The data set for the second day of Dashboard Week came in the form of beautifully formatted Excel files (in multiple sheets) from the UN Population Division of the Department of Economic and Social Affairs. The data showed the “international migrant stock” as a percentage of the total population across various geographies (national, international regions, and global) across different age groups and gender. The data also contained notes detailing which definitions of migrant were included for the various statistics.
The first task was therefore to strip out all that nice formatting and turn it into something a bit more Tableau-friendly (as opposed to human-friendly). An easy enough job for Alteryx, just took some thinking and a bit of tricky business with headings being contained in merged cells.
Getting the data out of multiple sheets (one per year) was also a challenge. While I had used the Dynamic Input tool once before, my memory was a bit rusty and after a bit of googling and experimentation, I decided my limited time was probably better spent elsewhere on this occasion and I turned to applying brute force to this challenge as there were only 6 sheets and fiddling with a batch macro again was also a potential risk in terms of time management.
The first step of my “manual batch” approach was to get each of the sheets out into .yxdb format for two reasons: 1. Because I thought it might make my workflow slightly faster as .yxdb is optimized for Alteryx, and 2. So that I could keep the Excel file open as a reference as I tried to work out what manipulations needed to be done without Alteryx throwing up an error about the file already being open elsewhere and therefore not being able to open it. The plan (yes I did have one!) was to get my 6 sheets out into .yxdb with only a few simple manipulations, and then to do the rest of the necessary tasks once I could have the Excel workbook open in front of me and I was confident that I had 6 .yxdb files with the same schema that I could then get into the necessary structure and union together.
This worked relatively well, except I didn’t quite enjoy the manual process of inserting the year through a formula tool as I ran each sheet through (doing it manually also left it open to errors, especially as I went through and tweaked things here and there in the workflow). The only place the year could be found was in a page heading that I had skipped in the download process. It looked straightforward enough to get it back in, so I went back to extract it, but that then led to further problems down the line and I ended up having to rebuild most of the workflow and bring in most of the restructuring before it got output as a .yxdb.
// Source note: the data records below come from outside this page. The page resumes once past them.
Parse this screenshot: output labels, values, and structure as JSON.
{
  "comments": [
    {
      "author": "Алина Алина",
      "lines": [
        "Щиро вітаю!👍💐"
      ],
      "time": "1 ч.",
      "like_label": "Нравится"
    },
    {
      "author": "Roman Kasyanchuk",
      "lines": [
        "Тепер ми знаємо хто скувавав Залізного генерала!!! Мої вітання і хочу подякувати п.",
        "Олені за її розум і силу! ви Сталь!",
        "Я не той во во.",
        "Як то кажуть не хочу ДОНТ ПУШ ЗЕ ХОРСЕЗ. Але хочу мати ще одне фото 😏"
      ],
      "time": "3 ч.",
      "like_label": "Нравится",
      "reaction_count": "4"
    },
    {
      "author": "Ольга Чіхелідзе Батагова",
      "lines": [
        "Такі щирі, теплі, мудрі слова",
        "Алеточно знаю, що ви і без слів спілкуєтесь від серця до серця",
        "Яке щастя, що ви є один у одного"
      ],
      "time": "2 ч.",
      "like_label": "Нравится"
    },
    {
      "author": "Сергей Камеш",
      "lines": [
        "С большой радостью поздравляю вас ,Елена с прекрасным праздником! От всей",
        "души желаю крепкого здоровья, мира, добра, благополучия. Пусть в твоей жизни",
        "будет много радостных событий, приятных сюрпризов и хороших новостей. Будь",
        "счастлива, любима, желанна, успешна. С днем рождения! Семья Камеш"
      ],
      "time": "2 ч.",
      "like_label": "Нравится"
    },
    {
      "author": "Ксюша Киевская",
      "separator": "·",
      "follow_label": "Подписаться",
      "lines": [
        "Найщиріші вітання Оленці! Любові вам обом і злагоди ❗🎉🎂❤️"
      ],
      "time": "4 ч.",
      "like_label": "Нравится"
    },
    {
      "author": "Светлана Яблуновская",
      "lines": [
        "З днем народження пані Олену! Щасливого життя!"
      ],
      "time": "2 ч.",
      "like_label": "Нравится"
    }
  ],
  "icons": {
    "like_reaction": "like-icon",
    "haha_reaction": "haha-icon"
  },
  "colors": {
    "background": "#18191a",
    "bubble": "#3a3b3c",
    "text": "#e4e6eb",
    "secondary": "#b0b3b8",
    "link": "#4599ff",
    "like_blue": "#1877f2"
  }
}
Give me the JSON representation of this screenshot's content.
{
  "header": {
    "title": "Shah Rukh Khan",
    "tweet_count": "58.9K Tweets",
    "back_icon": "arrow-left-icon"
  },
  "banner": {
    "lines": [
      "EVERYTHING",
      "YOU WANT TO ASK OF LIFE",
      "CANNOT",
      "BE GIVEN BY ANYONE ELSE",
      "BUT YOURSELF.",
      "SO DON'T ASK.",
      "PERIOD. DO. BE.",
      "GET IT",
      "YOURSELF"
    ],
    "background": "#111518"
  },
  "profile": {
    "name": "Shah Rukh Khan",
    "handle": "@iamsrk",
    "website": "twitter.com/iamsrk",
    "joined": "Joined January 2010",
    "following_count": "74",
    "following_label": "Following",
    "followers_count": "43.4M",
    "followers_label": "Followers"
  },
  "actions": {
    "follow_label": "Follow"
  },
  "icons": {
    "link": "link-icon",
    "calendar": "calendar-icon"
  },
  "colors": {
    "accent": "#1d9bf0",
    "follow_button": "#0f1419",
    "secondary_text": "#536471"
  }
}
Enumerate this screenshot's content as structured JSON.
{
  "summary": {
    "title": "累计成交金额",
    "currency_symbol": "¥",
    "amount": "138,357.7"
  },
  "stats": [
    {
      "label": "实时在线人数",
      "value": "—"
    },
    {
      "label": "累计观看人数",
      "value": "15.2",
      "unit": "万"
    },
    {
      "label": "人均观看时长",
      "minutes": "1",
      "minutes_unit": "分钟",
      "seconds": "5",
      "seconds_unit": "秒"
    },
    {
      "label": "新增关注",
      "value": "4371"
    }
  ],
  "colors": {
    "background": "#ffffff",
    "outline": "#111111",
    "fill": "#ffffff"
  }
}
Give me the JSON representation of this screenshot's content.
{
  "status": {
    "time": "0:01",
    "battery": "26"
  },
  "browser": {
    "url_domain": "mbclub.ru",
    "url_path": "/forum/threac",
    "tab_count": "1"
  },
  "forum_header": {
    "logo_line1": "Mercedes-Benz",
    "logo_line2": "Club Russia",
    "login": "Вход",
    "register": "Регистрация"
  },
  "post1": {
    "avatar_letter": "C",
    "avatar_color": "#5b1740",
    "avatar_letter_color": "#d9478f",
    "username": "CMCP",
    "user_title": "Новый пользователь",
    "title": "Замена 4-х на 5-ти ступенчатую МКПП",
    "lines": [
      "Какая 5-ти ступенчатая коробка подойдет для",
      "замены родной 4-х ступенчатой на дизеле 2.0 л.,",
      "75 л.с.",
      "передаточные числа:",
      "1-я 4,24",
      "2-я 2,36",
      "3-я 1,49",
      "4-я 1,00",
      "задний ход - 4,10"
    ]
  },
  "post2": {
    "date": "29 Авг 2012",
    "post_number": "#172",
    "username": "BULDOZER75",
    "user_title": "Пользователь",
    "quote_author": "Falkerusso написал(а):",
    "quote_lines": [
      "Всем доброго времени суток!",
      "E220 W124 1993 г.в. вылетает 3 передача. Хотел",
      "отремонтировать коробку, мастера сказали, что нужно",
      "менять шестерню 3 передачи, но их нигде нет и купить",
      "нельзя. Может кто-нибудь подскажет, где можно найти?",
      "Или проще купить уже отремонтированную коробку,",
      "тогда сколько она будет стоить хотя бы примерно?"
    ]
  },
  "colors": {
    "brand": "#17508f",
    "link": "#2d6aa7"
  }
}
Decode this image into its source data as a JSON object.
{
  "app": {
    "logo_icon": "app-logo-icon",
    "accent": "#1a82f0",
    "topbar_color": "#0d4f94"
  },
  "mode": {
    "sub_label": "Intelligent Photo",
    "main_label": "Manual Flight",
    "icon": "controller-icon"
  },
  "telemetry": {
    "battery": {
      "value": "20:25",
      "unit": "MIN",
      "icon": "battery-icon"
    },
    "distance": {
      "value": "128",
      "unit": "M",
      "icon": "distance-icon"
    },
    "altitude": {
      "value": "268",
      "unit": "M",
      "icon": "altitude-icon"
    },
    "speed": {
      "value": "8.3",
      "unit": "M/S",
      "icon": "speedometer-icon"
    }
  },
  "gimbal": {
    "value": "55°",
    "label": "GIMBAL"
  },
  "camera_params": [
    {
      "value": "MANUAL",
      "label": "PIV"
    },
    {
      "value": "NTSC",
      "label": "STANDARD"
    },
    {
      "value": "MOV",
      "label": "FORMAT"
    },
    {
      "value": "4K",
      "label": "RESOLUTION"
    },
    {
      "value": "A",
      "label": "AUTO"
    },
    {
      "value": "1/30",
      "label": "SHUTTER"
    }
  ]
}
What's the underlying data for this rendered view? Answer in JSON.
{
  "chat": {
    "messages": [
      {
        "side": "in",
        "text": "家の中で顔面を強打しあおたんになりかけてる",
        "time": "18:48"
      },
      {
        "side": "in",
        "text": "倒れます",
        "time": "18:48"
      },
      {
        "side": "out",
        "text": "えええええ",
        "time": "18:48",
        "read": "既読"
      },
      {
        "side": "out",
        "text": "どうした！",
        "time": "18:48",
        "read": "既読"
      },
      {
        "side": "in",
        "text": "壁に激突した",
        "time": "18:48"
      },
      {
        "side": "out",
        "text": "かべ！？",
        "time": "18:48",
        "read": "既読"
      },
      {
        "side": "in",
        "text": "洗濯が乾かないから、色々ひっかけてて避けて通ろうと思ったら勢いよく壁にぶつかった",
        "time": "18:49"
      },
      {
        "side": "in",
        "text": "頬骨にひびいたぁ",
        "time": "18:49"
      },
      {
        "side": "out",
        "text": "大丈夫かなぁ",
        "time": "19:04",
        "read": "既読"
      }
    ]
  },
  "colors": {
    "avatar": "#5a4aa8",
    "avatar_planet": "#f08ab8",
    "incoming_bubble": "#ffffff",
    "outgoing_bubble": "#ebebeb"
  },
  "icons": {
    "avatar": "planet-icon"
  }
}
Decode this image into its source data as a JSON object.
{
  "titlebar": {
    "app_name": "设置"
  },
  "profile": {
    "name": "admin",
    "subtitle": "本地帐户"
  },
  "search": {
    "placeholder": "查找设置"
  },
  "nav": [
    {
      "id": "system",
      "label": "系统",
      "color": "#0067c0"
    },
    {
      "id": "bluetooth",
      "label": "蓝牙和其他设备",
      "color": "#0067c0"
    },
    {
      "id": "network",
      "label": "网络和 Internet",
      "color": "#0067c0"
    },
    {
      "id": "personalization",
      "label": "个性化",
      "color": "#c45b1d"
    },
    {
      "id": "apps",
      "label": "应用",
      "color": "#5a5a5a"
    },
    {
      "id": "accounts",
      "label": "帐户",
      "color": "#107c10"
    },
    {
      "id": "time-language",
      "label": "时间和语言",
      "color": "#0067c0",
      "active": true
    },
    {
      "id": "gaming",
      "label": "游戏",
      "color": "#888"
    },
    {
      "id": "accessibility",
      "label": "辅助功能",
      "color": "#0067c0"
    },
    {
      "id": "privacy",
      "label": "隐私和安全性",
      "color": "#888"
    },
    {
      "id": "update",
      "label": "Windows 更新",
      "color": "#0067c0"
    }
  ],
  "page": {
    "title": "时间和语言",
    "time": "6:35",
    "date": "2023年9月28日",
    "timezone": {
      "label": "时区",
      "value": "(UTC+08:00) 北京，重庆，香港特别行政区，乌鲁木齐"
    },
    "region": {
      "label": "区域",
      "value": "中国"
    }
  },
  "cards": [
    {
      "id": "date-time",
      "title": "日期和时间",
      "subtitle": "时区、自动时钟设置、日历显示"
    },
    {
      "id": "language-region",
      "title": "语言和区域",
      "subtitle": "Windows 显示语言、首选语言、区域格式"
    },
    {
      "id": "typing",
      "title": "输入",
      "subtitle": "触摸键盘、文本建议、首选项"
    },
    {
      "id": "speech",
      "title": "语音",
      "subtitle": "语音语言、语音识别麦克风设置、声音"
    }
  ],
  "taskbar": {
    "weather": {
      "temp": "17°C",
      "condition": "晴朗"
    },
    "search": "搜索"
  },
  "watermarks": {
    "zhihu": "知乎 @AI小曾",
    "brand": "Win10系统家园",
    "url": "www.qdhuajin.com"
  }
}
From there, I unioned the 6 files, cleaned up the fields a bit more, and output two .tde files (one with only country data, and the other where the countries are grouped together).
Overall, I enjoyed getting more familiar with the Alteryx tools, I was able to try out a couple of new tools, and it was a less frustrating day than yesterday, when I couldn’t quite find where the problem lay with my macro.
The biggest challenge for Day 2 (at least for me) probably lay more in trying to work with percentages (as a data set in Tableau). You don’t really want to sum them, and some of the data was quite granular.
The good news is that DS5 has made it to the halfway point of DASHBOARD WEEK!
(The very cool featured Image is from The European Financial Review)